Personal Biography

I received my PhD in computer science from Columbia University in 2014. I then spent three and a half years working on statistical and population genetics as a postdoctoral fellow at the Harvard Chan School of Public Health, and at the Broad Institute of MIT and Harvard. Prior to that, I obtained a bachelor’s and a master’s degree from Rome's Sapienza University, and a master’s degree from Columbia University, all in computer science with a focus on artificial intelligence, machine learning, and cognitive robotics.

Research and Teaching

My research is at the intersection of statistics, computer science, and genetics. I develop new statistical and machine learning methods to enable novel analyses in population and disease genetics, with a particular interest in problems that involve modeling and inference in large datasets. Specific areas of research include studying evolutionary parameters in the human genome (natural selection, mutation/recombination rates), reconstructing past demographic events using genetic data (migration, expansion/contraction of populations), studying the heritability and genetic architecture of complex traits (nature vs nurture), and detecting disease-causing variation in the human genome.

I teach students in maths, covering first and second year probability, statistics, and algebra, and a course in statistical machine learning at the Department of Statistics and other doctoral training centers.

Representative Publications

P. Palamara, J. Terhorst, Y. Song, A. Price. High-throughput inference of pairwise coalescence times identifies signals of selection and enriched disease heritability. Nature Genetics, 2018.

P. Palamara. ARGON: fast, whole-genome simulation of the discrete time Wright-Fisher process. Bioinformatics, 2016.

P. Palamara, et al.. Leveraging distant relatedness to quantify human mutation and gene conversion rates. The American Journal of Human Genetics, 2015.

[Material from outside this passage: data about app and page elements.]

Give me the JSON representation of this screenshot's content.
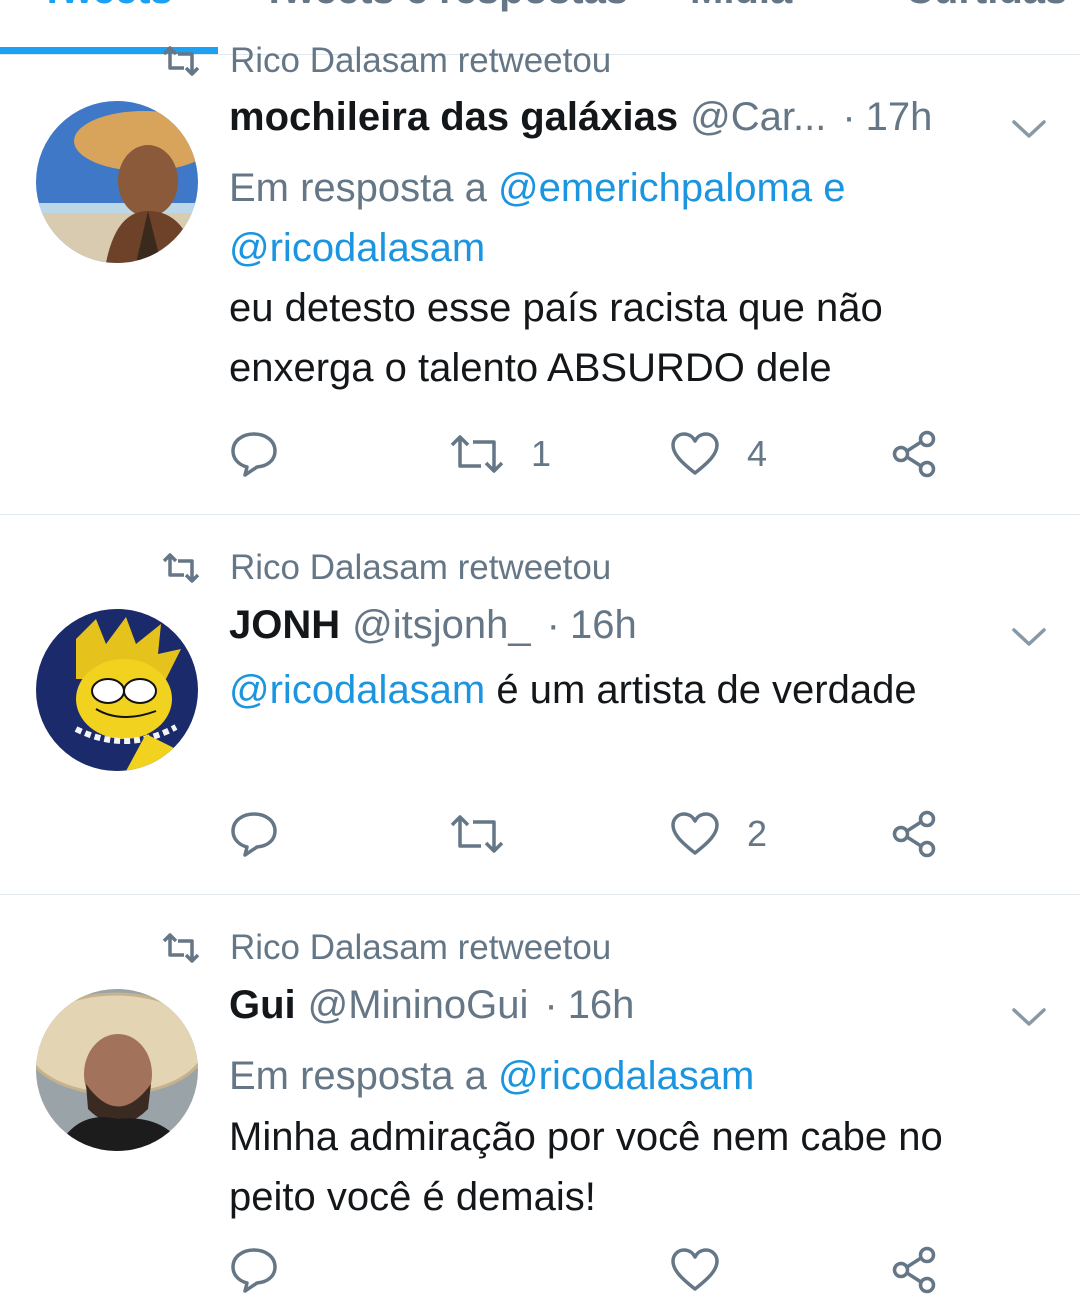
{
  "tabs": [
    {
      "label": "Tweets"
    },
    {
      "label": "Tweets e respostas"
    },
    {
      "label": "Mídia"
    },
    {
      "label": "Curtidas"
    }
  ],
  "tweets": [
    {
      "retweeted_by": "Rico Dalasam retweetou",
      "name": "mochileira das galáxias",
      "handle": "@Car...",
      "separator": "·",
      "time": "17h",
      "reply_prefix": "Em resposta a ",
      "reply_mentions": "@emerichpaloma e",
      "reply_mentions_2": "@ricodalasam",
      "text_mention": "",
      "text_line1": "eu detesto esse país racista que não",
      "text_line2": "enxerga o talento ABSURDO dele",
      "retweet_count": "1",
      "like_count": "4",
      "avatar_icon": "avatar-photo-woman-hat"
    },
    {
      "retweeted_by": "Rico Dalasam retweetou",
      "name": "JONH",
      "handle": "@itsjonh_",
      "separator": "·",
      "time": "16h",
      "text_mention": "@ricodalasam",
      "text_rest": " é um artista de verdade",
      "retweet_count": "",
      "like_count": "2",
      "avatar_icon": "avatar-cartoon-character"
    },
    {
      "retweeted_by": "Rico Dalasam retweetou",
      "name": "Gui",
      "handle": "@MininoGui",
      "separator": "·",
      "time": "16h",
      "reply_prefix": "Em resposta a ",
      "reply_mentions": "@ricodalasam",
      "text_line1": "Minha admiração por você nem cabe no",
      "text_line2": "peito você é demais!",
      "avatar_icon": "avatar-photo-man-hat"
    }
  ],
  "colors": {
    "accent": "#1da1f2",
    "mention": "#1b95e0",
    "secondary_text": "#657786",
    "divider": "#e1e8ed"
  }
}
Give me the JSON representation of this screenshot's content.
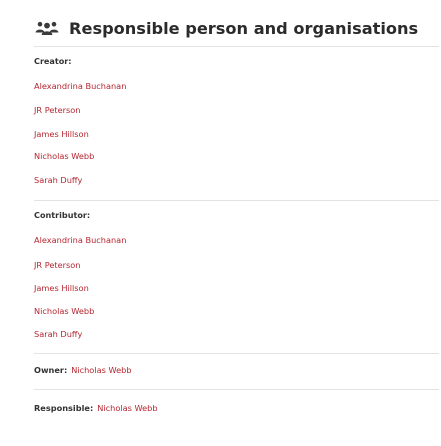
{
  "header": {
    "title": "Responsible person and organisations",
    "icon": "people-group-icon"
  },
  "colors": {
    "link": "#b5262f",
    "text": "#333333",
    "divider": "#e3e3e3"
  },
  "creator": {
    "label": "Creator:",
    "people": [
      "Alexandrina Buchanan",
      "JR Peterson",
      "James Hillson",
      "Nicholas Webb",
      "Sarah Duffy"
    ]
  },
  "contributor": {
    "label": "Contributor:",
    "people": [
      "Alexandrina Buchanan",
      "JR Peterson",
      "James Hillson",
      "Nicholas Webb",
      "Sarah Duffy"
    ]
  },
  "owner": {
    "label": "Owner:",
    "value": "Nicholas Webb"
  },
  "responsible": {
    "label": "Responsible:",
    "value": "Nicholas Webb"
  }
}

Genome of the Netherlands Consortium. Whole-genome sequence variation, population structure and demographic history of the Dutch population. Nature Genetics, 2014.

P. Palamara, T. Lencz, A. Darvasi, I. Pe'er. Length distributions of identity by descent reveal fine-scale demographic history. The American Journal of Human Genetics. 2012.